Japan

I found the cleanest place in the world I have ever seen, in July 2002… Japan. I toured the southern part and went back six years later, in 2008, to see the northern island of Hokkaido.

Asakusa
After landing at the Tokyo Narita International Airport, we started our tour in Asakusa, seeing a temple. It’s almost like, if you’ve seen one, you’ve seen them all. Nevertheless, Japanese temples are tranquil places, where beautiful cherry blossom trees flourish and the sound of flowing water is usually never far.

Mt. Fuji

Mt. Fuji

Tokyo
The capital of Japan is what you would imagine but so much better. It’s a high-tech mecca full of business people rushing around, but it’s not like New York City (no offense) — Tokyo is clean, and the people are ultra polite. The Ginza Tower, well, towers over one part of the city. And from our hotel room, we could see Mt. Fuji, the country’s tallest mountain and what I think is the world’s most beautiful mountain.

Yokohama
This pretty oasis of serenity is also Japan’s second largest city, where modern buildings line the skyline and young men (they could have been teenagers) await customers wanting a ride on a rickshaw.

vending machine in Toyohashi

vending machines in Toyohashi

Toyohashi
We took a bullet train from the Hamamachi train station to Toyohashi. Bullet trains are among the fastest in the world, screaming toward you like a white ghost while you wait on the loading platform. You shouldn’t stand too close to the track because the wind produced by the high-speed train is so strong, you might get blown over. The ride, though, was amazingly smooth.

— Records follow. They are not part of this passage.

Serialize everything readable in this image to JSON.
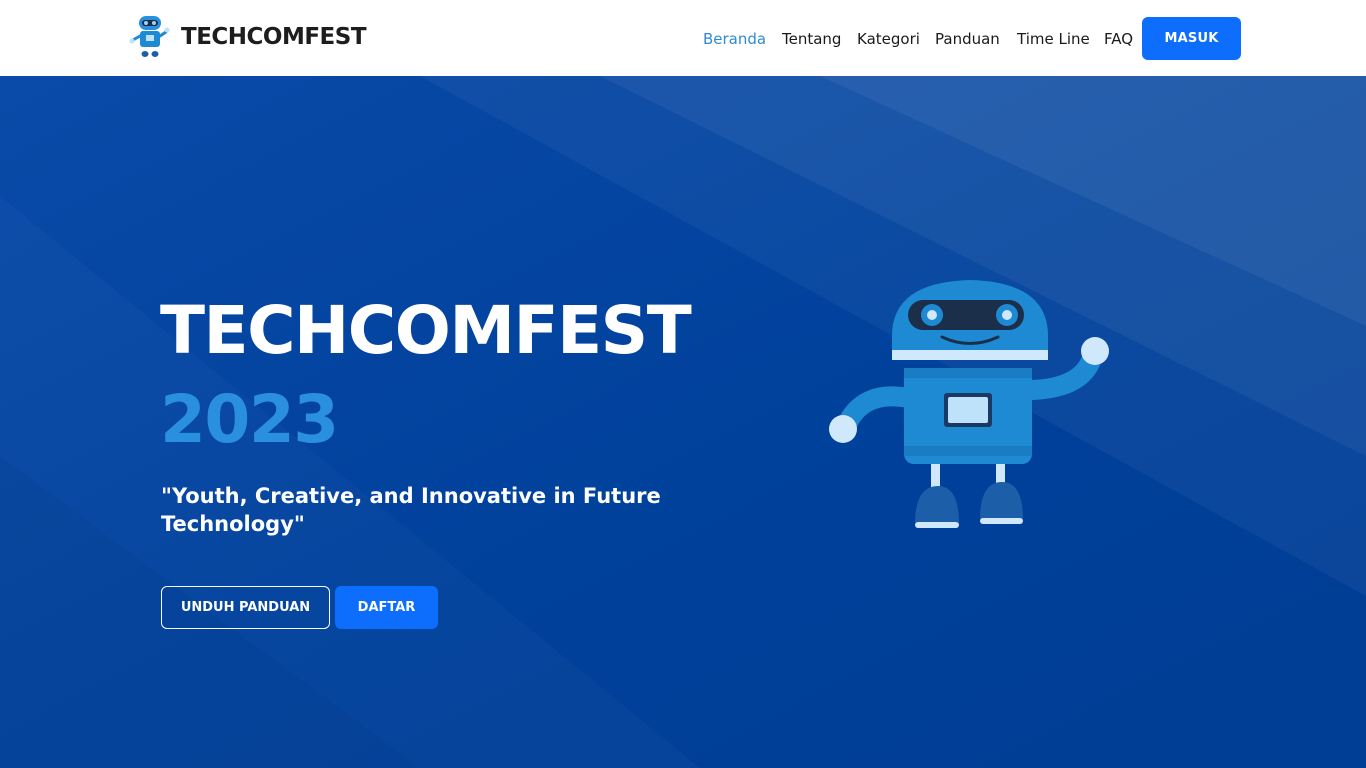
{
  "brand": {
    "name": "TECHCOMFEST",
    "logo_icon": "robot-logo-icon"
  },
  "nav": {
    "items": [
      {
        "label": "Beranda",
        "active": true
      },
      {
        "label": "Tentang",
        "active": false
      },
      {
        "label": "Kategori",
        "active": false
      },
      {
        "label": "Panduan",
        "active": false
      },
      {
        "label": "Time Line",
        "active": false
      },
      {
        "label": "FAQ",
        "active": false
      }
    ],
    "login_label": "MASUK"
  },
  "hero": {
    "title": "TECHCOMFEST",
    "year": "2023",
    "tagline": "\"Youth, Creative, and Innovative in Future Technology\"",
    "download_label": "UNDUH PANDUAN",
    "register_label": "DAFTAR",
    "illustration_icon": "waving-robot-icon"
  },
  "colors": {
    "nav_active": "#2f8ad6",
    "primary_button": "#0d6efd",
    "hero_background": "#003f99",
    "year_accent": "#2b8fe0",
    "robot_body": "#1f8ad4"
  }
}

Everywhere we went, including in this city, I bought green tea ice cream: from vending machines, from ice cream stands, from cafes. I took full advantage of its widespread availability. We also visited the beautiful Kinkakuji Temple’s Golden Pavilion.

Kinkakuji Temple's Golden Pavilion

Kinkakuji Temple's Golden Pavilion

Kyoto
Models put on a fashion show at the Nishijin Textile Center, where we saw seamstresses make kimonos, yukatas, and other Japanese clothing.

Osaka
Perhaps my favorite city in Japan, it’s home to the majestic Osaka Castle and Shinsaibashi Suji (a mile-long, outdoor shopping arcade), where I had my first Starbucks green tea frappuccino. I prayed that Starbucks would start selling it in the U.S., but I had to wait a couple of years before this delightful drink made its way to my home country. With several blocks of stores, I indulged in more than just green tea frappuccino; I had green tea, green tea ice cream, green tea frozen yogurt, and green tea slushie. I also fell in love with the Sony store — designed so much more high-tech and modern than computer/technology stores in the United States. Pachinko (a cross between pinball and slot machines) parlors were abundant in this shopping arcade, and there was no shortage of people playing the game. Funny enough, I felt like I stuck out in Japan, especially in Shinsaibashi Suji, because I have naturally black hair, whereas most Japanese young people dye their hair brown or even blond.

Shinsaibashi Suji

Shinsaibashi Suji

Nara
In Nara Deer Park, we got up close with graceful deer. And of course, we visited Nara Temple and Todaiji Temple.

Kobe
Kobe Tower at Kobe Port is an impressive red structure that’s a landmark among other uniquely designed buildings.

Read about my second trip to Japan, during which I traveled throughout Hokkaido, in an earlier blog entry.